- Try it
Please report how many lines in the data underneath hold the word "Nodes", with no other text.

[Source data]
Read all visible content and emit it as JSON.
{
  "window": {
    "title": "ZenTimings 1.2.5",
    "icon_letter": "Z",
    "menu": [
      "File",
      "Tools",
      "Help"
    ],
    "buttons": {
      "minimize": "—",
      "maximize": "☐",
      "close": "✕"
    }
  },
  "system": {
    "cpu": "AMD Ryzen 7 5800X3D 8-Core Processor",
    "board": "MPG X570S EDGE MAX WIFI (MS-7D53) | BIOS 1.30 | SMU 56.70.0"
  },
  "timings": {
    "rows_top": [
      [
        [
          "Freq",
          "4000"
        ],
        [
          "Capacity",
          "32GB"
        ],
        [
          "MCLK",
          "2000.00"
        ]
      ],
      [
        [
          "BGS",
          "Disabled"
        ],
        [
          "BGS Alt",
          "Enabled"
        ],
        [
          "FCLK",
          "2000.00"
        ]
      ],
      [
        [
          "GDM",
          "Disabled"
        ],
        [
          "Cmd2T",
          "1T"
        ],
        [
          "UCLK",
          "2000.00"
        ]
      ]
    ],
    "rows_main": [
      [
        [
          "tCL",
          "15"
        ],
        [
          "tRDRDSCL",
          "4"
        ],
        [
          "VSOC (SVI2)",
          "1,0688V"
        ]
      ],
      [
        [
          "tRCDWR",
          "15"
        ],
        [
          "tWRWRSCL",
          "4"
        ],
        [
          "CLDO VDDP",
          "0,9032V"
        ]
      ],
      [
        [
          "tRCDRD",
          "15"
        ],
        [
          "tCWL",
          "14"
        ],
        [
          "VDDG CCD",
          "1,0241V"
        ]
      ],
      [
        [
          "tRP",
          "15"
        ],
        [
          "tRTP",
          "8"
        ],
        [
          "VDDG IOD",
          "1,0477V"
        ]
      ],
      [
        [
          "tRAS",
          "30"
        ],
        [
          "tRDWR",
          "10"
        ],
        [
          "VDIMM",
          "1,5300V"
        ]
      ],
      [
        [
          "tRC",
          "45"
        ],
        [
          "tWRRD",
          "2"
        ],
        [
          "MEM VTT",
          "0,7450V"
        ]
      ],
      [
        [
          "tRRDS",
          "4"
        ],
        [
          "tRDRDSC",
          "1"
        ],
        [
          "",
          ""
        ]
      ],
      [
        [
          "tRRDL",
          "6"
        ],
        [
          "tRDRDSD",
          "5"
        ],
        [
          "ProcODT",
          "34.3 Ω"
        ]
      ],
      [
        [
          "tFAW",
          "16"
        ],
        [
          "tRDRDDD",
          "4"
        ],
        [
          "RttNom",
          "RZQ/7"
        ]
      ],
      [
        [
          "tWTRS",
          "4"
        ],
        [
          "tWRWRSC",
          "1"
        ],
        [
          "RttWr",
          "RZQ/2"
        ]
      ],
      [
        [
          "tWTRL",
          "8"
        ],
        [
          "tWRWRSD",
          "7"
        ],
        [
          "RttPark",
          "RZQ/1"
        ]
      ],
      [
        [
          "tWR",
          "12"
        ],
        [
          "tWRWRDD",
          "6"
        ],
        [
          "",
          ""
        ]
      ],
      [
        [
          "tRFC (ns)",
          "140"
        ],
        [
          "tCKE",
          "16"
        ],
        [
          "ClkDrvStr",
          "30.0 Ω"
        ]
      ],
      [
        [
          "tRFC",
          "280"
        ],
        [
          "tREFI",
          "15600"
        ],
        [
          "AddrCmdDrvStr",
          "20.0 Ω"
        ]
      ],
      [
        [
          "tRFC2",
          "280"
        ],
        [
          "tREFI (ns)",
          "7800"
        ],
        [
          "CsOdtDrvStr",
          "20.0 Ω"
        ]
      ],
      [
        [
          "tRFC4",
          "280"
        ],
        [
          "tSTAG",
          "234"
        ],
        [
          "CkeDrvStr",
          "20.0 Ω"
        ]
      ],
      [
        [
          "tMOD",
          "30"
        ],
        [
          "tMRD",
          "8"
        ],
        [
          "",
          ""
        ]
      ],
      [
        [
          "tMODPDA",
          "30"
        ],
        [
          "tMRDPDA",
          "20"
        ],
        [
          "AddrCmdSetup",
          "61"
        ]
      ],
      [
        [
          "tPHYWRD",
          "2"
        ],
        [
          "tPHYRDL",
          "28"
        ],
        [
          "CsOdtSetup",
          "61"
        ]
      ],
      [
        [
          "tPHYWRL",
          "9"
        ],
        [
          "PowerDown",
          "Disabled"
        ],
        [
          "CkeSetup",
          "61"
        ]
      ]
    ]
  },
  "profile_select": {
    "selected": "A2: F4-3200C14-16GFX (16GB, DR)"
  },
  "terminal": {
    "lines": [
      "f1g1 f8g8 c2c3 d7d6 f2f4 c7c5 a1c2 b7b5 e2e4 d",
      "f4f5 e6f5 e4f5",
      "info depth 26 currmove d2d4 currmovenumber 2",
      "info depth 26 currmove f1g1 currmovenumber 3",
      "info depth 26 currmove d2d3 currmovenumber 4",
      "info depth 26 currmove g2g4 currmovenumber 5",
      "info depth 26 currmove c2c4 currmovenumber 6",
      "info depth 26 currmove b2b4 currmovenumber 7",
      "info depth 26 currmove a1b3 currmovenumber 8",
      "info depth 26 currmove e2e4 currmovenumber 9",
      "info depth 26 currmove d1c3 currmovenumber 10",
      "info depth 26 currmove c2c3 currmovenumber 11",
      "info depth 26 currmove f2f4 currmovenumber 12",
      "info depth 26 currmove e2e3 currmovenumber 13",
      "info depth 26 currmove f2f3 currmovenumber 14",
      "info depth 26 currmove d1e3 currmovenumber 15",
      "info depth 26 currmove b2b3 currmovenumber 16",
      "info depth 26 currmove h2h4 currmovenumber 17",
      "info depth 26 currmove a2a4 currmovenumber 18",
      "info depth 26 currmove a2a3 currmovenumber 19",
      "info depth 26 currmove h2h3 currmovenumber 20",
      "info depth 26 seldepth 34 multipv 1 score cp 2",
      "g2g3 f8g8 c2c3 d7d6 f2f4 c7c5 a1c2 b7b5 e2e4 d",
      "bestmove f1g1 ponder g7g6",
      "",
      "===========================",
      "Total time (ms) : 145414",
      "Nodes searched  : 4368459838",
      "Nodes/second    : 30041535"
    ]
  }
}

- Solution for this task
2